How long does the TSE take to complete?

The TSE stretches over a period of one and a half years, with one module every two months, respectively one double-modules every four months, depending on the format.

Can I switch between single and double modules?

Yes, of course, provided you stick to the correct order of the modules. We have already uploaded all dates for 2018 and 2019, so can go to our webshop and plan ahead.

Is there any difference between single and double modules?

No, there is no difference. You can freely choose the format that suits you best. The contents is exactly the same.

Is there accommodation on-site?

Yes, the Steigerwald Ranch has several rooms for rent with two shared bathrooms.

Successful learning by…

What does that mean: intensive coaching during practical units?

A special feat of the TSE is the presents of several training pros: The instructors Linda Veltkamp and Nina Steigerwald, as well as varying TOP trainers of the ‘Tierakademie Scheuerhof’.  Thus, you have a competent contact at any time and stage during your training for feedback and backup.

What do you mean by ‘homework’?

The homework is intended to further intensify and extend the skills of the respective module.

Training is a craft. This statement by Bob Bailey encourages us train as often as possible. The more often you put your knowledge into practice, the faster your skills will improve.

Homework is captured on video and uploaded to the group’s own Facebook group. This is used to reflect on short video clips from one’s own training and collect insights from the group. If you do not have a Facebook account, we will find an appropriate alternative.

I do not own a horse. How can do the homework, then?

In order to complete the homework you do not necessarily need to train your own horse. Ask around, if a friend or neighbour is willing to give you his/her horse for training. This creates a beautiful win-win-win situation for all involved.

My four-legged training partner in the modules

Do I need to bring my own horse?

No. If you come from a great distance or your horse is not a professional traveller, it makes much more sense to train with one of our horses. It is only €25 per day, and you have a professionally prepared training partner on-site.
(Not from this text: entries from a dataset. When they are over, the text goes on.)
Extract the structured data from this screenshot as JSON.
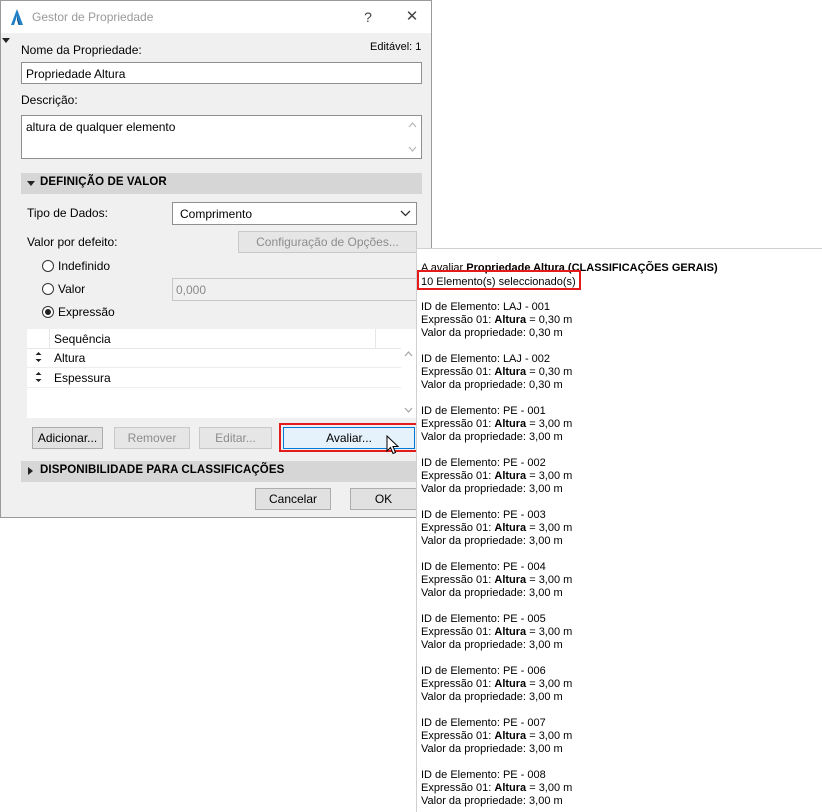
{
  "dialog": {
    "title": "Gestor de Propriedade",
    "help_label": "?",
    "close_label": "✕"
  },
  "name": {
    "label": "Nome da Propriedade:",
    "editable": "Editável: 1",
    "value": "Propriedade Altura"
  },
  "description": {
    "label": "Descrição:",
    "value": "altura de qualquer elemento"
  },
  "value_definition": {
    "header": "DEFINIÇÃO DE VALOR",
    "data_type_label": "Tipo de Dados:",
    "data_type_value": "Comprimento",
    "default_label": "Valor por defeito:",
    "options_button": "Configuração de Opções...",
    "radio_undefined": "Indefinido",
    "radio_value": "Valor",
    "value_field": "0,000",
    "radio_expression": "Expressão",
    "selected_radio": "Expressão"
  },
  "expression_list": {
    "header": "Sequência",
    "rows": [
      "Altura",
      "Espessura"
    ]
  },
  "buttons": {
    "add": "Adicionar...",
    "remove": "Remover",
    "edit": "Editar...",
    "evaluate": "Avaliar..."
  },
  "availability": {
    "header": "DISPONIBILIDADE PARA CLASSIFICAÇÕES"
  },
  "footer": {
    "cancel": "Cancelar",
    "ok": "OK"
  },
  "result": {
    "heading_prefix": "A avaliar ",
    "heading_bold": "Propriedade Altura (CLASSIFICAÇÕES GERAIS)",
    "selected": "10 Elemento(s) seleccionado(s)",
    "id_prefix": "ID de Elemento: ",
    "expr_prefix": "Expressão 01: ",
    "expr_bold": "Altura",
    "value_prefix": "Valor da propriedade: ",
    "elements": [
      {
        "id": "LAJ - 001",
        "expr": " = 0,30 m",
        "value": "0,30 m"
      },
      {
        "id": "LAJ - 002",
        "expr": " = 0,30 m",
        "value": "0,30 m"
      },
      {
        "id": "PE - 001",
        "expr": " = 3,00 m",
        "value": "3,00 m"
      },
      {
        "id": "PE - 002",
        "expr": " = 3,00 m",
        "value": "3,00 m"
      },
      {
        "id": "PE - 003",
        "expr": " = 3,00 m",
        "value": "3,00 m"
      },
      {
        "id": "PE - 004",
        "expr": " = 3,00 m",
        "value": "3,00 m"
      },
      {
        "id": "PE - 005",
        "expr": " = 3,00 m",
        "value": "3,00 m"
      },
      {
        "id": "PE - 006",
        "expr": " = 3,00 m",
        "value": "3,00 m"
      },
      {
        "id": "PE - 007",
        "expr": " = 3,00 m",
        "value": "3,00 m"
      },
      {
        "id": "PE - 008",
        "expr": " = 3,00 m",
        "value": "3,00 m"
      }
    ]
  },
  "colors": {
    "highlight": "#e31b1b",
    "accent": "#1f80c8",
    "evaluate_bg": "#e5f1fb"
  },
  "icons": {
    "app": "archicad-logo-icon",
    "cursor": "mouse-pointer-icon"
  }
}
In order to receive the certificate, you need to rehearse and video shoot the tasks from the respective modules at home.

What does my horse need to know to be able to participate in a module?

It is indispensable that your horse gets easily on a trailer, at home as well as abroad. It should know how to solidly stay in a basic stance (we call it ‘wait politely’) no matter where the trainer positions him- or herself.

If the horse has physical disabilities, we should talk about appropriate tasks beforehand.

Are there accommodations for my horse at the Steigerwald Ranch?

Yes, there are visitors paddocks available with electric fence and a three-meter distance between the adjacent paddocks. There is haylage for the horses, and, if the season permits, pasture access.

It lies in the responsibility of the owner to care for his horse, provide food and water, and clean the paddock after use. Please bring your own water bucket.

Paddock rent is €15 per day.

In order to have a stress-free training module you should only bring your horse, if it trailer-loads easily and calmly.